Fifty percent of nursing homes with SFF status improve and graduate from the program, federal records show. About 16% are terminated from Medicaid and Medicare.
The Messenger-Inquirer contacted Twin Rivers, but a nursing home official declined to comment.
On Monday, Sen. Bob Casey, D-Pennsylvania, and Sen. Pat Toomey, R-Pennsylvania, released a report titled "Families' and Residents' Right to Know: Uncovering Poor Care in America's Nursing Homes." Their report included a list of about 400 nursing homes nationwide that struggle to meet standards for quality of care. The list included SFF candidates and participants.
The senators said the names of nearly 90 SFF facilities are public; however, about 400 or so nursing homes have documented issues and qualify for the program. Yet, federal officials have not released their names in the past.
"Senators Casey and Toomey believe that the list of SFF candidates is information that must be publicly available to individuals and families seeking nursing care for their loved ones," the report said. "For that reason, the Senators are releasing the April 2019 list of SFF candidates and are continuing to work with (Centers for Medicaid & Medicare Services) to make future lists public."
To view the Senate report and list, go to https://www.aging.senate.gov and scroll down to Minority News.

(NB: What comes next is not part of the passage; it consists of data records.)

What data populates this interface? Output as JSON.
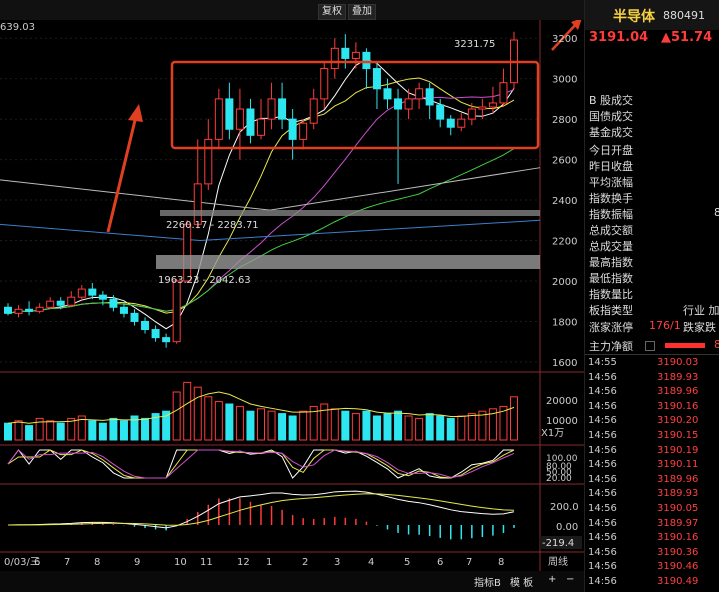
{
  "toolbar": {
    "fq_label": "复权",
    "overlay_label": "叠加"
  },
  "corner_value": "639.03",
  "colors": {
    "up": "#ff3b3b",
    "down": "#2ee6f0",
    "ma5": "#ffffff",
    "ma10": "#e8e84a",
    "ma20": "#d050d0",
    "ma60": "#40d040",
    "annotation": "#e04020",
    "background": "#000000"
  },
  "main_axis": {
    "ticks": [
      "3200",
      "3000",
      "2800",
      "2600",
      "2400",
      "2200",
      "2000",
      "1800",
      "1600"
    ]
  },
  "annotations": {
    "high_label": "3231.75",
    "band1": "2260.17 - 2283.71",
    "band2": "1963.23 - 2042.63"
  },
  "volume_axis": {
    "ticks": [
      "20000",
      "10000"
    ],
    "unit": "X1万"
  },
  "kdj_axis": {
    "ticks": [
      "100.00",
      "80.00",
      "50.00",
      "20.00"
    ]
  },
  "macd_axis": {
    "ticks": [
      "200.0",
      "0.00"
    ],
    "value": "-219.4"
  },
  "x_axis": {
    "labels": [
      "0/03/三",
      "6",
      "7",
      "8",
      "9",
      "10",
      "11",
      "12",
      "1",
      "2",
      "3",
      "4",
      "5",
      "6",
      "7",
      "8"
    ]
  },
  "bottom": {
    "indicator_label": "指标B",
    "template_label": "模 板",
    "period_label": "周线",
    "plus": "+",
    "minus": "−"
  },
  "panel": {
    "name": "半导体",
    "code": "880491",
    "price": "3191.04",
    "change": "▲51.74",
    "labels": [
      "B 股成交",
      "国债成交",
      "基金成交",
      "今日开盘",
      "昨日收盘",
      "平均涨幅",
      "指数换手",
      "指数振幅",
      "总成交额",
      "总成交量",
      "最高指数",
      "最低指数",
      "指数量比"
    ],
    "zhenfu_value": "8",
    "industry_label": "板指类型",
    "industry_value": "行业 加",
    "limit_label": "涨家涨停",
    "limit_value": "176/1",
    "limit_extra": "跌家跌",
    "capital_label": "主力净额",
    "capital_value": "8",
    "ticks": [
      {
        "time": "14:55",
        "price": "3190.03"
      },
      {
        "time": "14:56",
        "price": "3189.93"
      },
      {
        "time": "14:56",
        "price": "3189.96"
      },
      {
        "time": "14:56",
        "price": "3190.16"
      },
      {
        "time": "14:56",
        "price": "3190.20"
      },
      {
        "time": "14:56",
        "price": "3190.15"
      },
      {
        "time": "14:56",
        "price": "3190.19"
      },
      {
        "time": "14:56",
        "price": "3190.11"
      },
      {
        "time": "14:56",
        "price": "3189.96"
      },
      {
        "time": "14:56",
        "price": "3189.93"
      },
      {
        "time": "14:56",
        "price": "3190.05"
      },
      {
        "time": "14:56",
        "price": "3189.97"
      },
      {
        "time": "14:56",
        "price": "3190.16"
      },
      {
        "time": "14:56",
        "price": "3190.36"
      },
      {
        "time": "14:56",
        "price": "3190.46"
      },
      {
        "time": "14:56",
        "price": "3190.49"
      }
    ]
  },
  "chart_data": {
    "type": "candlestick",
    "title": "",
    "ylim": [
      1560,
      3290
    ],
    "candles": [
      [
        1870,
        1840,
        1890,
        1830
      ],
      [
        1840,
        1860,
        1880,
        1820
      ],
      [
        1860,
        1850,
        1900,
        1830
      ],
      [
        1850,
        1870,
        1890,
        1840
      ],
      [
        1870,
        1900,
        1920,
        1860
      ],
      [
        1900,
        1880,
        1920,
        1860
      ],
      [
        1880,
        1920,
        1950,
        1870
      ],
      [
        1920,
        1960,
        1980,
        1900
      ],
      [
        1960,
        1930,
        1990,
        1910
      ],
      [
        1930,
        1910,
        1950,
        1880
      ],
      [
        1910,
        1870,
        1930,
        1850
      ],
      [
        1870,
        1840,
        1890,
        1820
      ],
      [
        1840,
        1800,
        1860,
        1780
      ],
      [
        1800,
        1760,
        1820,
        1740
      ],
      [
        1760,
        1720,
        1780,
        1700
      ],
      [
        1720,
        1700,
        1740,
        1670
      ],
      [
        1700,
        2000,
        2010,
        1690
      ],
      [
        2000,
        2280,
        2300,
        1990
      ],
      [
        2280,
        2480,
        2700,
        2260
      ],
      [
        2480,
        2700,
        2800,
        2450
      ],
      [
        2700,
        2900,
        2950,
        2650
      ],
      [
        2900,
        2750,
        2980,
        2700
      ],
      [
        2750,
        2850,
        2950,
        2600
      ],
      [
        2850,
        2720,
        2900,
        2680
      ],
      [
        2720,
        2800,
        2900,
        2700
      ],
      [
        2800,
        2900,
        2980,
        2750
      ],
      [
        2900,
        2800,
        2980,
        2750
      ],
      [
        2800,
        2700,
        2850,
        2600
      ],
      [
        2700,
        2780,
        2800,
        2650
      ],
      [
        2780,
        2900,
        2950,
        2750
      ],
      [
        2900,
        3050,
        3080,
        2850
      ],
      [
        3050,
        3150,
        3200,
        3000
      ],
      [
        3150,
        3100,
        3220,
        3050
      ],
      [
        3100,
        3130,
        3180,
        3050
      ],
      [
        3130,
        3050,
        3150,
        2950
      ],
      [
        3050,
        2950,
        3080,
        2850
      ],
      [
        2950,
        2900,
        3000,
        2850
      ],
      [
        2900,
        2850,
        2950,
        2480
      ],
      [
        2850,
        2900,
        2950,
        2800
      ],
      [
        2900,
        2950,
        2980,
        2850
      ],
      [
        2950,
        2870,
        2980,
        2800
      ],
      [
        2870,
        2800,
        2900,
        2760
      ],
      [
        2800,
        2760,
        2820,
        2720
      ],
      [
        2760,
        2800,
        2830,
        2740
      ],
      [
        2800,
        2850,
        2880,
        2770
      ],
      [
        2850,
        2860,
        2900,
        2800
      ],
      [
        2860,
        2880,
        2960,
        2830
      ],
      [
        2880,
        2980,
        3050,
        2860
      ],
      [
        2980,
        3191,
        3232,
        2950
      ]
    ],
    "volume": [
      7000,
      8000,
      6000,
      9000,
      8000,
      7000,
      9000,
      10000,
      8000,
      7000,
      9000,
      8000,
      10000,
      9000,
      11000,
      12000,
      20000,
      24000,
      22000,
      18000,
      16000,
      15000,
      14000,
      12000,
      13000,
      12000,
      11000,
      10000,
      12000,
      14000,
      15000,
      13000,
      12000,
      11000,
      12000,
      10000,
      11000,
      12000,
      10000,
      9000,
      11000,
      10000,
      9000,
      10000,
      11000,
      12000,
      13000,
      14000,
      18000
    ]
  }
}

Renee Beasley Jones, 270-228-2835, firstname.lastname@example.org.